    • Indicator 13.a.1 – Mobilized amount of United States dollars per year between 2020 and 2025 accountable towards the $100 billion commitment (for Target 13.a – Implement the commitment undertaken by developed-country parties to the United Nations Framework Convention on Climate Change to a goal of mobilizing jointly $100 billion annually by 2020 from all sources to address the needs of developing countries in the context of meaningful mitigation actions and transparency on implementation and fully operationalize the Green Climate Fund through its capitalization as soon as possible)
  • SDG 14:
    • Indicator 14.2.1 – Proportion of national exclusive economic zones managed using ecosystem-based approaches (for Target 14.2 – By 2020, sustainably manage and protect marine and coastal ecosystems to avoid significant adverse impacts, including by strengthening their resilience, and take action for their restoration in order to achieve healthy and productive oceans)
    • Indicator 14.7.1 – Sustainable fisheries as a proportion of GDP in small island developing States, least developed countries and all countries (for Target 14.7 – By 2030, increase the economic benefits to small island developing States and least developed countries from the sustainable use of marine resources, including through sustainable management of fisheries, aquaculture and tourism)
  • SDG 15 (life on land):
    • Indicator 15.9.1 – Progress towards national targets established in accordance with Aichi Biodiversity Target 2 of the Strategic Plan for Biodiversity 2011–2020 (for Target 15.9 – By 2020, integrate ecosystem and biodiversity values into national and local planning, development processes, poverty reduction strategies and accounts)
  • SDG 17 (partnerships for the Goals):
    • Indicator 17.18.1 – Proportion of sustainable development indicators produced at the national level with full disaggregation when relevant to the target, in accordance with the Fundamental Principles of Official Statistics (for Target 17.18 – By 2020, enhance capacity-building support to developing countries, including for least developed countries and small island developing States, to increase significantly the availability of high-quality, timely and reliable data disaggregated by income, gender, age, race, ethnicity, migratory status, disability, geographic location and other characteristics relevant in national contexts)

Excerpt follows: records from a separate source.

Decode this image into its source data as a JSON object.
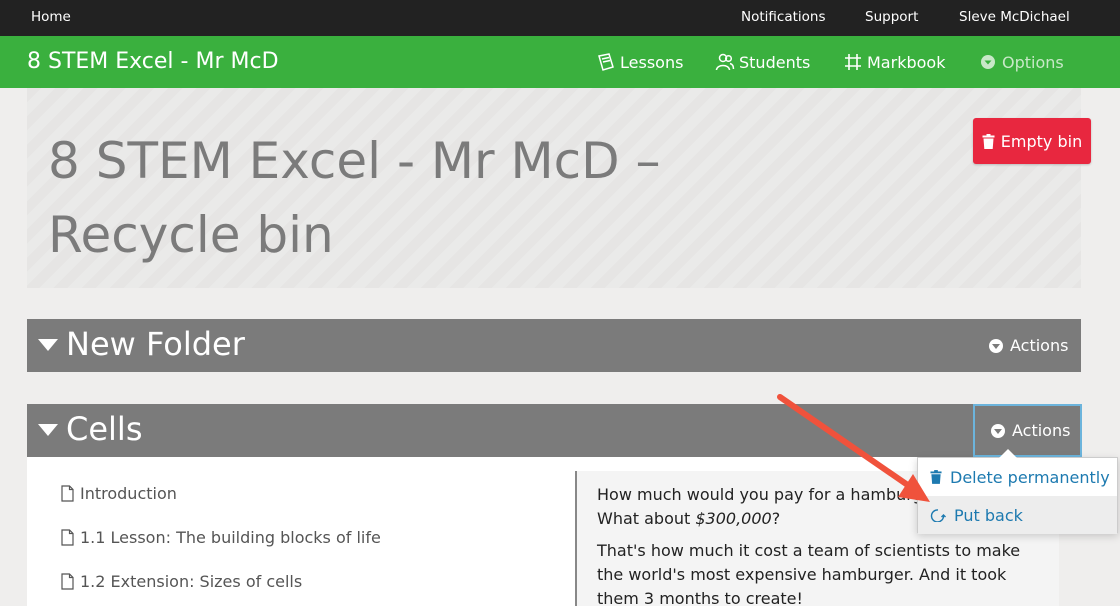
{
  "topbar": {
    "home": "Home",
    "notifications": "Notifications",
    "support": "Support",
    "user": "Sleve McDichael"
  },
  "nav": {
    "brand": "8 STEM Excel - Mr McD",
    "lessons": "Lessons",
    "students": "Students",
    "markbook": "Markbook",
    "options": "Options"
  },
  "header": {
    "title": "8 STEM Excel - Mr McD – Recycle bin",
    "empty_bin": "Empty bin"
  },
  "folders": [
    {
      "name": "New Folder",
      "actions": "Actions"
    },
    {
      "name": "Cells",
      "actions": "Actions"
    }
  ],
  "lessons": [
    "Introduction",
    "1.1 Lesson: The building blocks of life",
    "1.2 Extension: Sizes of cells"
  ],
  "preview": {
    "line1": "How much would you pay for a hamburger?",
    "line2_prefix": "What about ",
    "line2_em": "$300,000",
    "line2_suffix": "?",
    "para2": "That's how much it cost a team of scientists to make the world's most expensive hamburger. And it took them 3 months to create!"
  },
  "menu": {
    "delete": "Delete permanently",
    "put_back": "Put back"
  },
  "colors": {
    "green": "#3ab03e",
    "danger": "#e8273f",
    "link": "#1d7ab0",
    "arrow": "#f0523c"
  }
}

The Group plans to continue to reclassify indicators as requirements are met, considering them during semi-annual in-person meetings and bi-monthly teleconference meetings in between. The next tier reclassification web meetings will take place on 17 January and in early February 2019.

The next in-person IAEG meeting (March or April 2019) is expected to include the final progress review of Tier III indicators to determine whether any should be deleted. These will be included in a “preliminary list of possible deletions, replacements, adjustments and additions” for open consultation between May and July 2019 as part of the first “comprehensive review” of the global indicator framework. A list of 37 indicators under consideration for addition has been prepared.

The consultation results will be reviewed by September 2019, and a final proposal will be prepared for consideration by the UN Statistical Commission at its 51st meeting in March 2020. More details on the timeline of the comprehensive review are available here.

IAEG members stressed during the Stockholm meeting that the review should not lead to an additional burden on national statistical work, nor undermine the investments already made in national statistical systems.

The meeting also discussed: a minimum level of data disaggregation for each target and indicator; two proposed proxy indicators (for 11.a.1 and 12.b.1); and the draft guidelines on data flows and global data reporting.